The United Nations has designated November 20th as National Child Day. This day is an opportunity to reflect on how we can advocate, promote and celebrate children’s rights to make the world a better place for children.

In Halton, we believe that all children are competent, capable, curious, creative and rich in potential and experience. They deserve our respect and our openness to hearing their voice in all matters that affect them. When we refocus our view of children from “problems to be fixed” to people of vast strength and potential – our experience changes, and our relationships with them deepen.*

Everyone can play a role in bettering the lives of children. In fact, one of the rights that children have is that all adults should do what is best for children, and that when adults make decisions, they should think about how their decisions will affect children.

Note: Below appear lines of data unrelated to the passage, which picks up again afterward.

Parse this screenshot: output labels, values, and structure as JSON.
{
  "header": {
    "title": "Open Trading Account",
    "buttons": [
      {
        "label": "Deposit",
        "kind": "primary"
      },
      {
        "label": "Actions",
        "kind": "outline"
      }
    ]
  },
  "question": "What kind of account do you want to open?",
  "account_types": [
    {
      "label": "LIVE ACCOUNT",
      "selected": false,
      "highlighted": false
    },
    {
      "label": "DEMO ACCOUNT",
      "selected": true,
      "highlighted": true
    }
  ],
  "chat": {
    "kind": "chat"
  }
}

I recall a party that I hosted for my daughter’s 7th birthday. I was hoping for a sunny day as it was a pool party in the back yard and 10 girls were coming. I had 2 tables set up for them – one was a big, beautiful picnic table close to the pool and the other one was an old fold-out card table which, in my rush, I left up on the back deck. Not thinking about how this set-up would affect seating, I continued with the party. When I asked them to come for lunch, I was horrified to find 9 girls squished onto the picnic table and one little girl sitting all alone at the card table on the back deck. It didn’t occur to me that I had set up an environment where it was possible that someone didn’t fit. It was like a dark cloud had covered the sky. We quickly moved the card table beside the picnic table and covered the whole thing with a table cloth so it looked like one big table. The 10th girl joined the group and it was a sunny day again!

It seems like such a small thing to think about but what a big difference it made to one little girl. Ten years later, she thanked me for moving that table. I had forgotten about it, but she hadn’t.

So, it isn’t just about what we give children or how we view them that is important, but also how we set up the spaces where they grow and learn to become caring supportive adults. It’s also important to consider how we, as adults, have the power to control the “weather”. Will it be a sunny day where you are, or a dark and cloudy one?

By observing children and reflecting on our own behavior, instead of judging and tolerating them, we can create a space for relationships to thrive.

For more information about the UN Convention on the Right of the Child, visit www.unicef.org/crc

For more information about Developmental Relationships, visit www.ourkidsnetwork.ca/Public/Relationships-Matter

*How Does Learning Happen? Ontario’s Pedagogy for the Early Years, 2014